During the first meeting of the Basel Powershell UserGroup , I have done a presentation where I demonstrated how we could tattoo our Windows Image during a deployment for reporting purposes using Windows PowerShell.

Once the deployment is done with information tattooed in the Windows image you need to extend the hardware inventory in Configuration Manager in order to be able to run reports on this newly acquired data.

The tattoo has been done using the OSD Tattooer script?
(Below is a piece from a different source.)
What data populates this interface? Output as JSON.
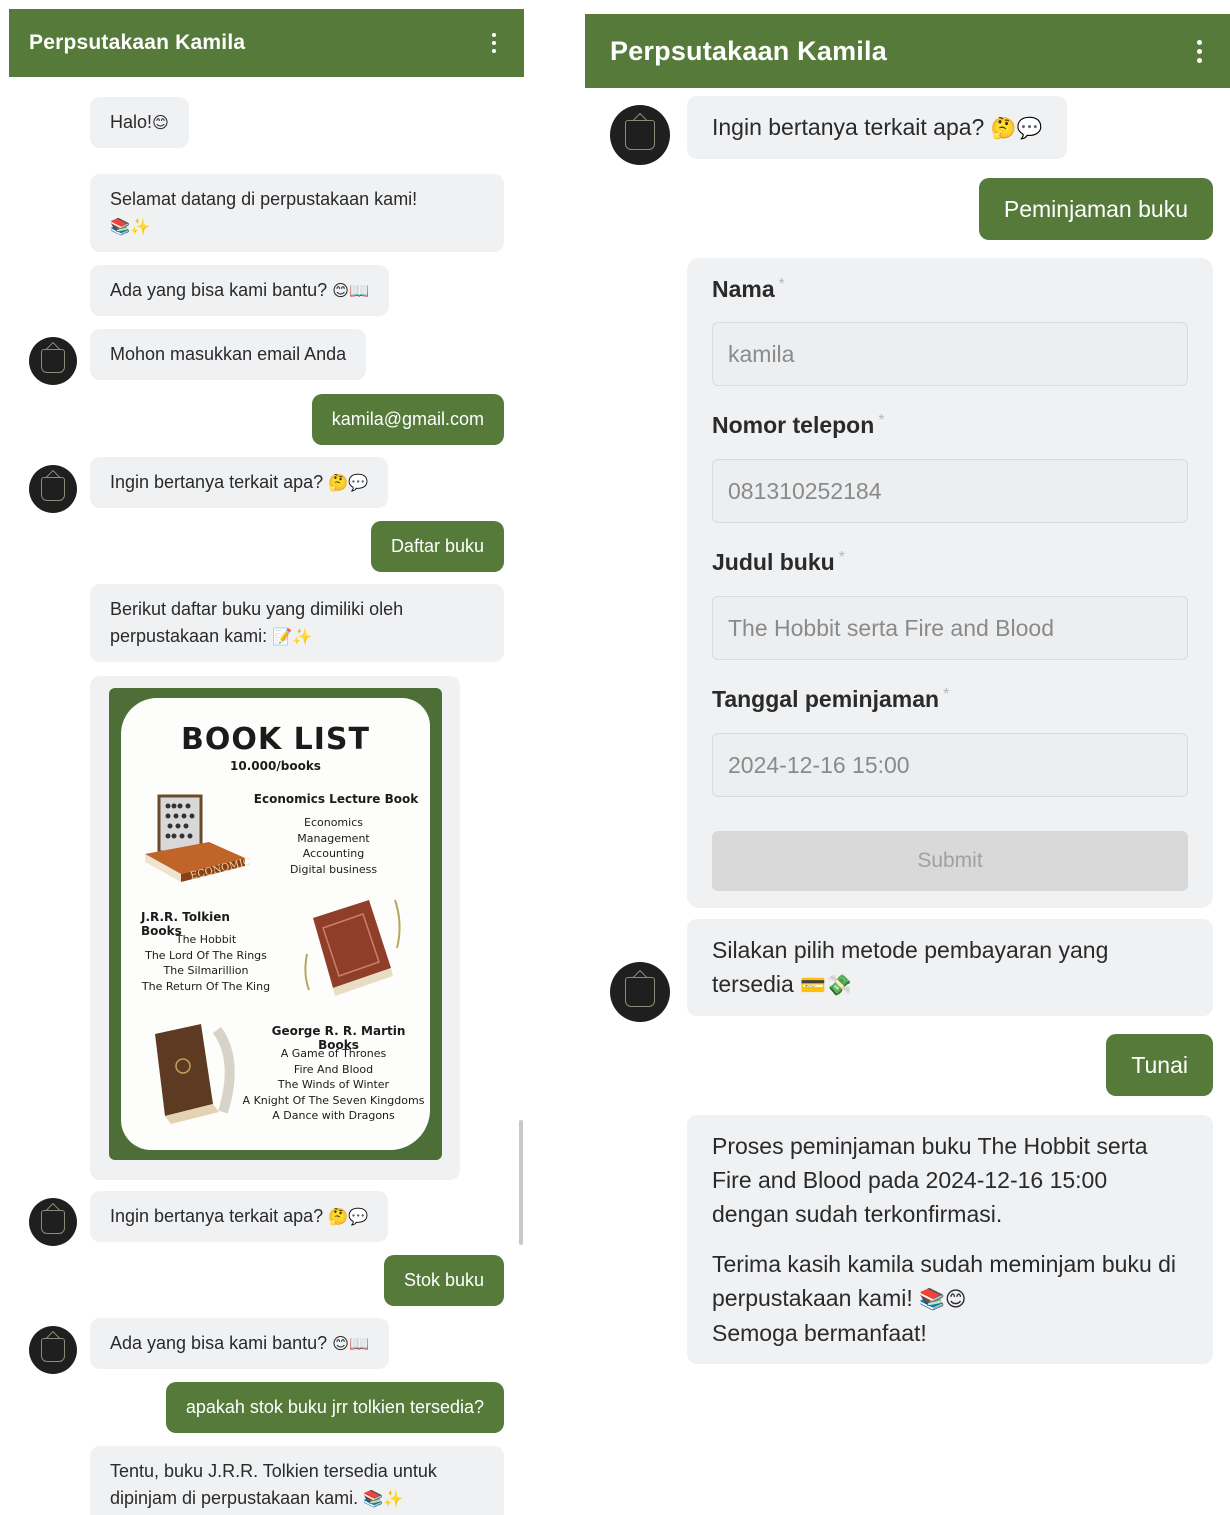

You can find all the information on it right here.

Extending the configuration manager Hardware inventory is actually the logical next step after you have tattooed your machines. By writing this post, we get closer to a complete solution on how to report on your custom assets of your environment in ConfigMgr. Until now, we have used the following components to build our custom data reporting methodology:
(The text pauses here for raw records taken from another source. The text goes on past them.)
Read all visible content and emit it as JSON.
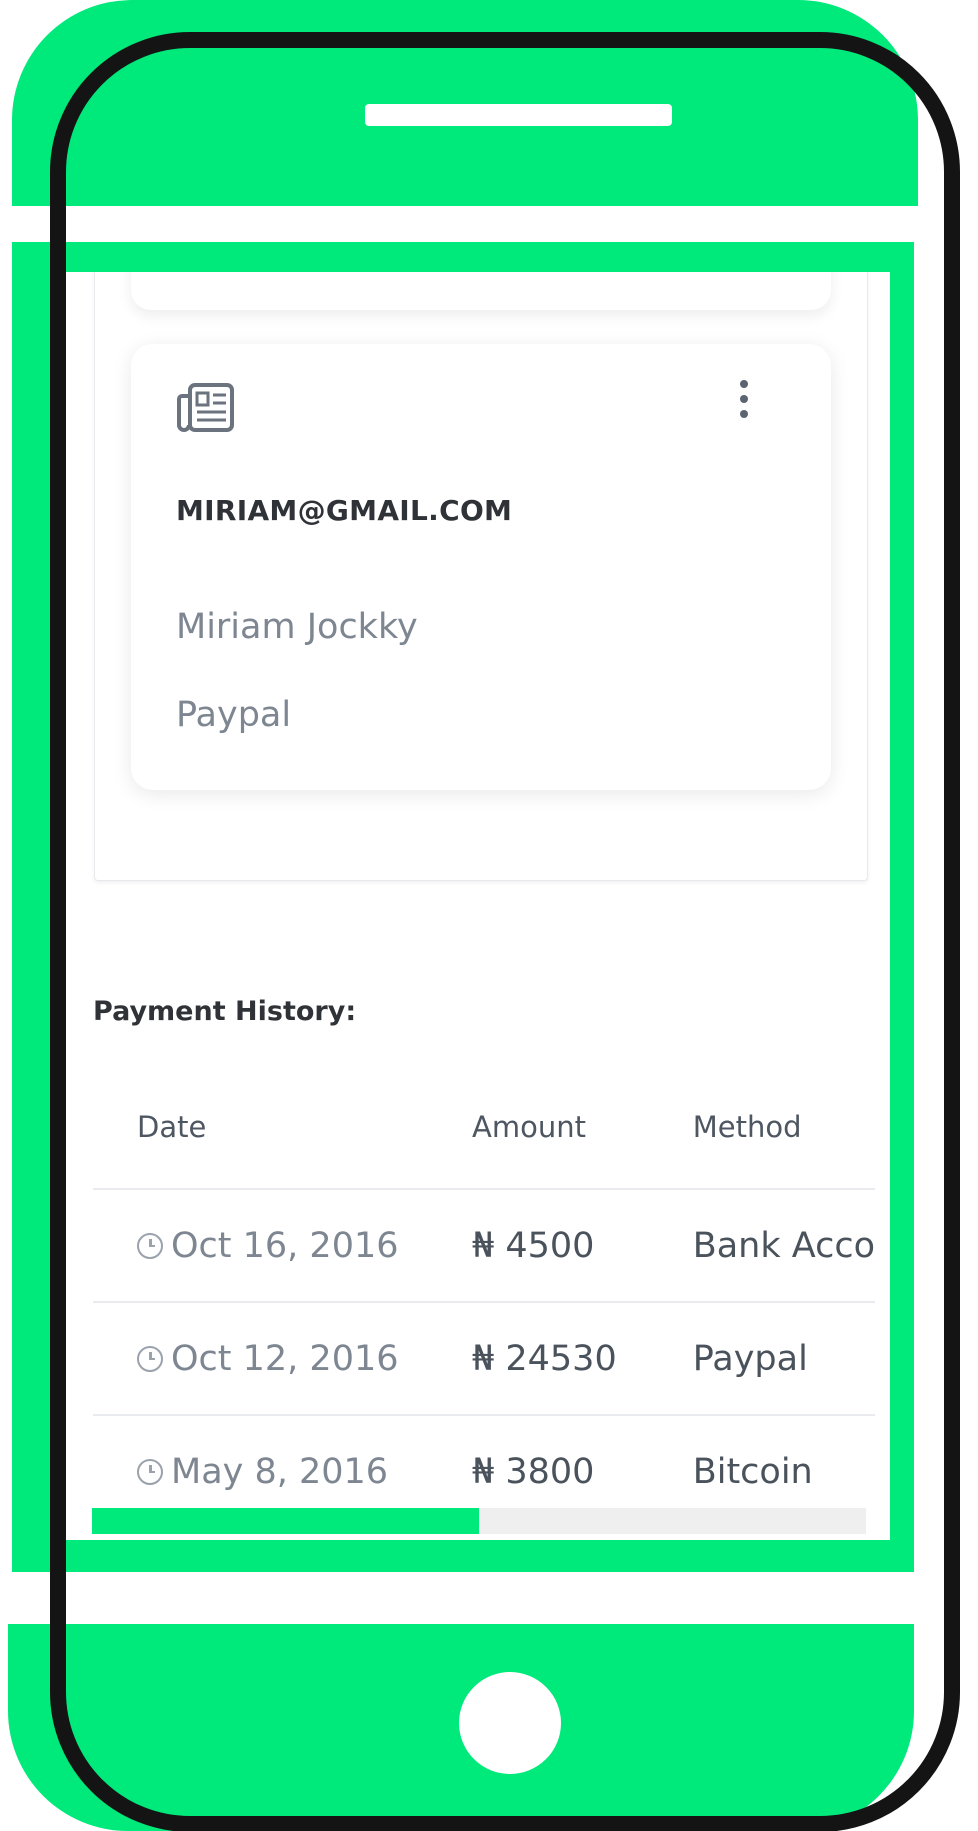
{
  "colors": {
    "brand_green": "#00e97b",
    "outline": "#141414",
    "muted_text": "#7d8691",
    "dark_text": "#2f3338"
  },
  "account_card": {
    "icon": "newspaper-icon",
    "menu_icon": "more-vertical-icon",
    "email": "MIRIAM@GMAIL.COM",
    "name": "Miriam Jockky",
    "method": "Paypal"
  },
  "payment_history": {
    "title": "Payment History:",
    "columns": [
      "Date",
      "Amount",
      "Method"
    ],
    "rows": [
      {
        "date": "Oct 16, 2016",
        "amount": "₦ 4500",
        "method": "Bank Acco"
      },
      {
        "date": "Oct 12, 2016",
        "amount": "₦ 24530",
        "method": "Paypal"
      },
      {
        "date": "May 8, 2016",
        "amount": "₦ 3800",
        "method": "Bitcoin"
      }
    ],
    "row_icon": "clock-icon"
  },
  "scroll": {
    "horizontal_position_fraction": 0.5
  }
}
  1. WMI Module (To “tattoo” the information in WMI repository.  Main base scripting pillar of the OSD tattooer script).
  2. Tattooing of important information in the Windows image during OSD (OSD Tattooer script)
  3. Extend hardware inventory in Configuration Manager 2012 in order to customize your hardware inventory (This current Post).
  4. Create custom reports based on custom extended hardware inventory (Post still to come ;))

2-How to extend configuration manager hardware inventory?

One thing that is nice In System Center 2012 Configuration Manager, you no longer edit the sms_def.mof file as you did in Configuration Manager 2007. Instead, you can enable and disable WMI classes, and add new classes to collect by hardware inventory by using client settings.

I will walk you through the different steps in order to extend configuration manager hardware inventory by enabling and disabling WMI classes, and how to add a new custom WMI class.

Go to Administation –> Client Settings

extend hardware inventory

When you want to extend hardware inventory in configuration manager, there is one very important tip to note; you can ONLY add a custom WMI class to your hardware inventory when you use the default client settings. (Cf: Technet documentation online).

Edit the properties of the default client settings Go to hardware inventory –> Set Classes

extend hardware inventory

Click on Add

extend hardware inventory

Click on connect

extend hardware inventory

Input the ComputerName where you have already applied your WMI changes, and specify the WMI Namespace, and click Connect.

If you have used my OSD Tattooer script, you can leave the WMI NameSpace to the default “rootcimv2”

extend hardware inventory

It will then connect you remotely to your machine and bring you all the hardware inventory classes. Select the appropriate one(s) and click ok.

It is also possible to be granular in your selection, and only choose some specific properties that you would like to report on.

extend hardware inventory

Validate by clicking ok / finish on all the windows left.

This is how you extend configuration manager hardware inventory 🙂

You can force a hardware inventory cycle on a machine. After a while, you will have access to the data in Configuration Manager.

3-How to extended configuration manager hardware inventory? How to verify if the extension worked (server side)

Go to Devices, and right click any device where you have forced an “Hardware inventory” evaluation cycle.

The Hardware Evaluation cycle might take a while to finish. So you will most likley need to be a bit patient before beeing able to see any results.

Right click any machine, and select start –> Ressource Explorer

Under hardware you should see your freshly inventoried WMI class.

configmgr ressource explorer

3-How to extended configuration manager hardware inventory? How to verify if the extension worked (client side)

In order to see if the extend hardware inventory in configuration manager worked locally on a client, you can go to the AgentInventory.log log file, and if you search for you WMI Class name (In my case, it is BPUG) , you should find it somewhere.

extend hardware inventory InventoryAgent.log